WORK INSTRUCTION:
A set of records appears below. Print them all, word for word.

>>

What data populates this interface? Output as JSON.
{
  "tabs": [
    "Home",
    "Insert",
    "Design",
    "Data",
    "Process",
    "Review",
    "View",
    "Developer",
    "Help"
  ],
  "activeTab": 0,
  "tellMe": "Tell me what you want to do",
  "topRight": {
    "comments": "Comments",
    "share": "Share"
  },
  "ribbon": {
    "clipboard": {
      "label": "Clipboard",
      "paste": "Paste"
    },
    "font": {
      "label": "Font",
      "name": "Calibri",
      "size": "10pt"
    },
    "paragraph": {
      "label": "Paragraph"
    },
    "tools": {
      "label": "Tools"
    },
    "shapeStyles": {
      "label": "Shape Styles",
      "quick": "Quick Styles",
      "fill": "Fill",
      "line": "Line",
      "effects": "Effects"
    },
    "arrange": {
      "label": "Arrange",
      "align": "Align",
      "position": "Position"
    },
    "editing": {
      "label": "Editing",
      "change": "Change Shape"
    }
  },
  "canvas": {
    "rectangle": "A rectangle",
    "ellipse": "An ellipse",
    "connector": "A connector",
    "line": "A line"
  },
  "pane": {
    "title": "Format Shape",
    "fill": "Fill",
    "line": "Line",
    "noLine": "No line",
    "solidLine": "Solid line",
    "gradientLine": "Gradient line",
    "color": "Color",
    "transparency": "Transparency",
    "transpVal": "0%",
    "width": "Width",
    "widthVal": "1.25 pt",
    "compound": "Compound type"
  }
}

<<

ANSWER SECTION:
What data populates this interface? Output as JSON.
{
  "tabs": [
    "Home",
    "Insert",
    "Design",
    "Data",
    "Process",
    "Review",
    "View",
    "Developer",
    "Help"
  ],
  "activeTab": 0,
  "tellMe": "Tell me what you want to do",
  "topRight": {
    "comments": "Comments",
    "share": "Share"
  },
  "ribbon": {
    "clipboard": {
      "label": "Clipboard",
      "paste": "Paste"
    },
    "font": {
      "label": "Font",
      "name": "Calibri",
      "size": "10pt"
    },
    "paragraph": {
      "label": "Paragraph"
    },
    "tools": {
      "label": "Tools"
    },
    "shapeStyles": {
      "label": "Shape Styles",
      "quick": "Quick Styles",
      "fill": "Fill",
      "line": "Line",
      "effects": "Effects"
    },
    "arrange": {
      "label": "Arrange",
      "align": "Align",
      "position": "Position"
    },
    "editing": {
      "label": "Editing",
      "change": "Change Shape"
    }
  },
  "canvas": {
    "rectangle": "A rectangle",
    "ellipse": "An ellipse",
    "connector": "A connector",
    "line": "A line"
  },
  "pane": {
    "title": "Format Shape",
    "fill": "Fill",
    "line": "Line",
    "noLine": "No line",
    "solidLine": "Solid line",
    "gradientLine": "Gradient line",
    "color": "Color",
    "transparency": "Transparency",
    "transpVal": "0%",
    "width": "Width",
    "widthVal": "1.25 pt",
    "compound": "Compound type"
  }
}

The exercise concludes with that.